All of those executives who weren’t raking in the massive stock options of the DOT-BOMB executives wanted to boost their personal take home. They had become accustomed to the large revenue streams their companies had selling overpriced goods to the IT professionals and wanted more. Then, they looked at this Internet thing and said “ Hey, we could off shore all of our IT workers for $10.00/day workers and make oceans more for ourselves…err…I mean our shareholders.” There was only one little problem. Somebody had to build enough of an infrastructure in those countries to make it work. That meant they had to tell other executives about it. No problem, they had industry marketing ex….err…I mean Industry Analyst firms to spread the religion of the next Mega-trend.
The marketing experts…I mean analysts were highly skilled at their jobs. They had been employed to push every worthless idea which came along (remember “right sizing”?). This was right up their alley. Suddenly everybody was hopping on the band wagon. The great purge began and highly skilled well paid IT workers were replaced with unskilled low paid workers. Ah, this was Utopia. Campaign contributions came pouring in to make certain this was done all legal like. Politicians who plaid their cards right couldn’t spend all of the money they got for their campaigns.
Finally, the other shoe dropped. While high gas prices were publicly blamed, the auto industry knew the real reason their dealer lots were filled with overpriced SUVs nobody bought. The target market had been eliminated. Oh, there were still some employed in IT, but they weren’t buying the overpriced rides anymore. They were buying used, or that other American car company, Toyota. (A lot of people get offended at that statement, but Toyota has enough plants in the USA to be considered an American car company, they just didn’t start here.)
The next to feel the bite were the builders. Real estate speculators kept prices artificially high for a while, but the air is coming out of the bubble now and a lot of them are eating places they cannot pay for. Following on their heels are the companies who made the high end toys for the McMansions. The $300 washer is finding its way into peoples homes instead of the $3000 stainless steel model. The same is true for kitchen appliances, entertainment systems and all other McMansion must-haves.
What happened is that politicians and executives started reading their own hype. They went on this journey looking no farther than the next quarter’s numbers. They ASS-U-MEd there would be no drop off in sales and they could “cost cut” their way to a larger valued stock option. Then back date the option to make it worth even more. In the immortal words of Ron White “You can’t fix stupid.”
Basically, everybody at the top appears to be in the mode of looking no farther than the next payoff. The credit card companies figured this out. They saw they were about to be victimized by this trend, poured huge amounts of cash into campaigns and viola! We have a new bankruptcy law protecting them. Why did they do this? Well, the unemployed IT workers believed the hype at first, and didn’t change their life styles. Only a few companies were doing this to be more competitive, they would have jobs soon. As the months dragged on the limits started getting hit and minimum payments were all that was coming in. The number of IT workers being shown the door increased and so did the amount at risk of default. It didn’t take a rocket scientist to figure out they were all going to default soon and wipe out the assets of the credit card companies. So, another big round of payoffs (contributions) and an even bigger payoff (new bankruptcy law that didn’t reduce maximum credit card rates or penalties) was handed to them.
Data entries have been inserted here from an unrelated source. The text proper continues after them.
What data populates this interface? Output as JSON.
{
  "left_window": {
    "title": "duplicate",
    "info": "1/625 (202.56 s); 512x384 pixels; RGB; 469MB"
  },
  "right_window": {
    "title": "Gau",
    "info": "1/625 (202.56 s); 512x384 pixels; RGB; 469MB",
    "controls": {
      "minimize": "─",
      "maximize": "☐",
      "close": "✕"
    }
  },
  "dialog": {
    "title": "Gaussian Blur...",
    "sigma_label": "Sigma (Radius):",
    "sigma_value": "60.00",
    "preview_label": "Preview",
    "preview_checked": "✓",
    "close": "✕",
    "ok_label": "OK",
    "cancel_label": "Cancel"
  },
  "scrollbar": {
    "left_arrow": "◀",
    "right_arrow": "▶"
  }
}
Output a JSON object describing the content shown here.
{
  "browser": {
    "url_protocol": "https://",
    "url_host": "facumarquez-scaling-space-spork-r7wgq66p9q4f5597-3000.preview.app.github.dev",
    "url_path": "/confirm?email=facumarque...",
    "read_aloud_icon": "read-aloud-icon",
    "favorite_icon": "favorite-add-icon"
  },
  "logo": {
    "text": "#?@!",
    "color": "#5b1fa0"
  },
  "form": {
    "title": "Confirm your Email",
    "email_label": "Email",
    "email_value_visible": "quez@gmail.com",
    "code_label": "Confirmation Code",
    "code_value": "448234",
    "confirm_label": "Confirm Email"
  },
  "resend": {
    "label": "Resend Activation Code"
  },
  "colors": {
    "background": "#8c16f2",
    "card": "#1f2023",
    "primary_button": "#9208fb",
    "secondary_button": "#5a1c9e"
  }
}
I’m sure the spin doctors will give it another name, but from where I sit, we all have just watched the beginnings of the Age of Corruption.